§ **DESCRIPTION OF THE TASK**: What you return must match every record word for word.

Website and app data records:
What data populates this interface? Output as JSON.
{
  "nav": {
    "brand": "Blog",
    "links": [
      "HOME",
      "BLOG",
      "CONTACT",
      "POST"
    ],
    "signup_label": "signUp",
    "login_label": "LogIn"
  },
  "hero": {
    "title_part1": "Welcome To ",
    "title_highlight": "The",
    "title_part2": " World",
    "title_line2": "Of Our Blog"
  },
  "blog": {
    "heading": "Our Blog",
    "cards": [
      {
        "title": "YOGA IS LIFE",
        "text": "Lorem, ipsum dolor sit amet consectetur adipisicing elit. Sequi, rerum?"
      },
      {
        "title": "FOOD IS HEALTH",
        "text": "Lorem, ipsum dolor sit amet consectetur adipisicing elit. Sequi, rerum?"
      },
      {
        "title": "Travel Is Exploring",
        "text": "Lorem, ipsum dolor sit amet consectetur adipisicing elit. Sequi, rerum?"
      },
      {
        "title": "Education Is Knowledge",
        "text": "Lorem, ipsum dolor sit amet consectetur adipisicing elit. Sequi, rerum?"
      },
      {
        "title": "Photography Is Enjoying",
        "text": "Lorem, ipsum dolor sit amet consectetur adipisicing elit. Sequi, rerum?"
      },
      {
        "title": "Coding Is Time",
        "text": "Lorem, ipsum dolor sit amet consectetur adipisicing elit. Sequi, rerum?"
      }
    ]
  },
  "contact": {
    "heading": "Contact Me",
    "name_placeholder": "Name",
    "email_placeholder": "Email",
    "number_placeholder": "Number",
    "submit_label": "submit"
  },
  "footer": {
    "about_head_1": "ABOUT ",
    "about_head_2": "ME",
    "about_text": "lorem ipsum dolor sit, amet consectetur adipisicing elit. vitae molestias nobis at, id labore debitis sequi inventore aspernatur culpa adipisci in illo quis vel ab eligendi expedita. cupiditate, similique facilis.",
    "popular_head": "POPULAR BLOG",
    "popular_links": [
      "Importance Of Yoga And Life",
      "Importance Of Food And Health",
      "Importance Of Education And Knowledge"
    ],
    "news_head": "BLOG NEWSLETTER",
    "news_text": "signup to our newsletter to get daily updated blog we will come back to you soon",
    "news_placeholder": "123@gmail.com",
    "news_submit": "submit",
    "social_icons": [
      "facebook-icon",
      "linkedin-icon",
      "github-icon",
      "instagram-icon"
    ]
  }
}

§ **SOLUTION TO THE EXERCISE**:
What data populates this interface? Output as JSON.
{
  "nav": {
    "brand": "Blog",
    "links": [
      "HOME",
      "BLOG",
      "CONTACT",
      "POST"
    ],
    "signup_label": "signUp",
    "login_label": "LogIn"
  },
  "hero": {
    "title_part1": "Welcome To ",
    "title_highlight": "The",
    "title_part2": " World",
    "title_line2": "Of Our Blog"
  },
  "blog": {
    "heading": "Our Blog",
    "cards": [
      {
        "title": "YOGA IS LIFE",
        "text": "Lorem, ipsum dolor sit amet consectetur adipisicing elit. Sequi, rerum?"
      },
      {
        "title": "FOOD IS HEALTH",
        "text": "Lorem, ipsum dolor sit amet consectetur adipisicing elit. Sequi, rerum?"
      },
      {
        "title": "Travel Is Exploring",
        "text": "Lorem, ipsum dolor sit amet consectetur adipisicing elit. Sequi, rerum?"
      },
      {
        "title": "Education Is Knowledge",
        "text": "Lorem, ipsum dolor sit amet consectetur adipisicing elit. Sequi, rerum?"
      },
      {
        "title": "Photography Is Enjoying",
        "text": "Lorem, ipsum dolor sit amet consectetur adipisicing elit. Sequi, rerum?"
      },
      {
        "title": "Coding Is Time",
        "text": "Lorem, ipsum dolor sit amet consectetur adipisicing elit. Sequi, rerum?"
      }
    ]
  },
  "contact": {
    "heading": "Contact Me",
    "name_placeholder": "Name",
    "email_placeholder": "Email",
    "number_placeholder": "Number",
    "submit_label": "submit"
  },
  "footer": {
    "about_head_1": "ABOUT ",
    "about_head_2": "ME",
    "about_text": "lorem ipsum dolor sit, amet consectetur adipisicing elit. vitae molestias nobis at, id labore debitis sequi inventore aspernatur culpa adipisci in illo quis vel ab eligendi expedita. cupiditate, similique facilis.",
    "popular_head": "POPULAR BLOG",
    "popular_links": [
      "Importance Of Yoga And Life",
      "Importance Of Food And Health",
      "Importance Of Education And Knowledge"
    ],
    "news_head": "BLOG NEWSLETTER",
    "news_text": "signup to our newsletter to get daily updated blog we will come back to you soon",
    "news_placeholder": "123@gmail.com",
    "news_submit": "submit",
    "social_icons": [
      "facebook-icon",
      "linkedin-icon",
      "github-icon",
      "instagram-icon"
    ]
  }
}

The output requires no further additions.